of any condition precedent, non-delivery, or delivery for a special
purpose (Section 3-408); and
(d) the defense that he or a person through whom he holds the
instrument acquired it by theft, or that payment or satisfaction to such
holder would be inconsistent with the terms of a restrictive
indorsement. The claim of any third person to the instrument is not
otherwise available as a defense to any party liable thereon unless the
third person himself defends the action for such party.
§ 3-307 U.C.C. Burden of Establishing Signatures, Defenses and Due
(1) Unless specifically denied in the pleadings each signature on an
instrument is admitted. When the effectiveness of a signature is put in
(a) the burden of establishing it is on the party claiming under the
(b) the signature is presumed to be genuine or authorized
except where the action is to enforce the obligation of a purported signer
who has died or become incompetent before proof is required.
(2) When signatures are admitted or established, production of the
instrument entitles a holder to recover on it unless the defendant
establishes a defense.
(3) After it is shown that a defense exists a person claiming the rights
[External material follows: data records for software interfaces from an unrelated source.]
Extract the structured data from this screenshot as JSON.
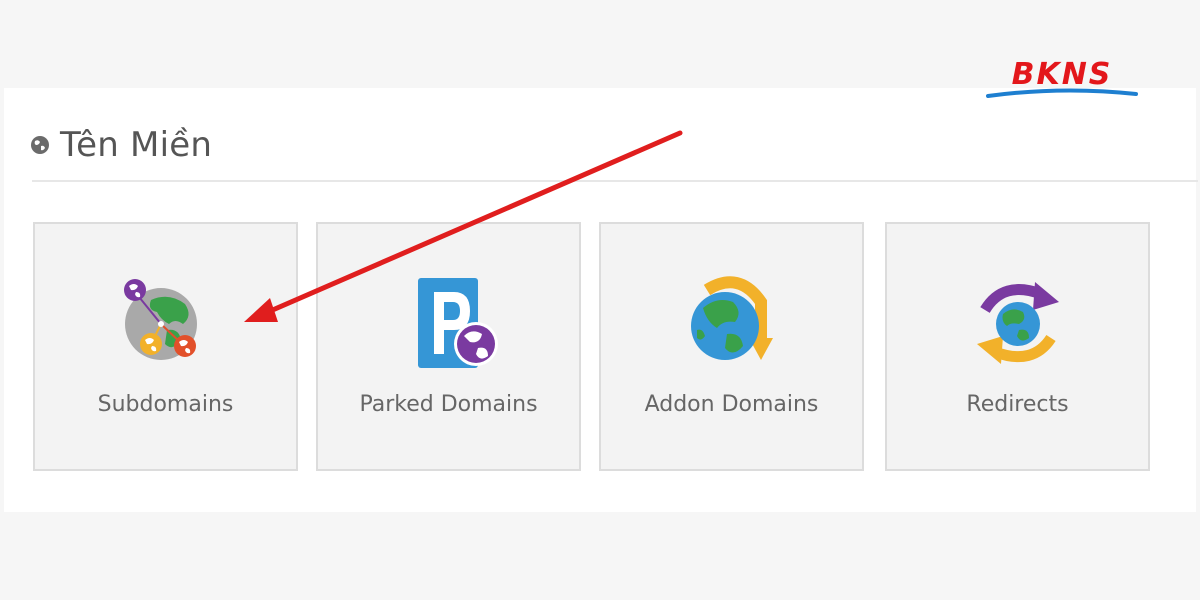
{
  "brand": {
    "logo_text": "BKNS",
    "colors": {
      "primary": "#e3171b",
      "accent": "#1e7fd0"
    }
  },
  "section": {
    "title": "Tên Miền",
    "icon": "globe-icon"
  },
  "tiles": [
    {
      "label": "Subdomains",
      "icon": "subdomains-icon"
    },
    {
      "label": "Parked Domains",
      "icon": "parked-domains-icon"
    },
    {
      "label": "Addon Domains",
      "icon": "addon-domains-icon"
    },
    {
      "label": "Redirects",
      "icon": "redirects-icon"
    }
  ],
  "annotation": {
    "arrow_color": "#e01e1e",
    "points_to": "Subdomains"
  }
}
of a holder in due course has the burden of establishing that he or some
person under whom he claims is in all respects a holder in due course.
§ 3-305 U.C.C. Rights of a Holder in Due Course.
To the extent that a holder is a holder in due course he takes the
instrument free from
(1) all claims to it on the part of any person; and
(2) all defenses of any party to the instrument with whom the holder has
not dealt except
(a) infancy, to the extent that it is a defense to a
simple contract; and
(b) such other incapacity, or duress, or illegality of the
transaction, as renders the obligation of the party a nullity; and
(c) such misrepresentation as has induced the party to sign the
instrument with neither knowledge nor reasonable opportunity to obtain
knowledge of its character or its essential terms; and
(d) discharge in insolvency proceedings; and
(e) any other discharge of which the holder has notice when he takes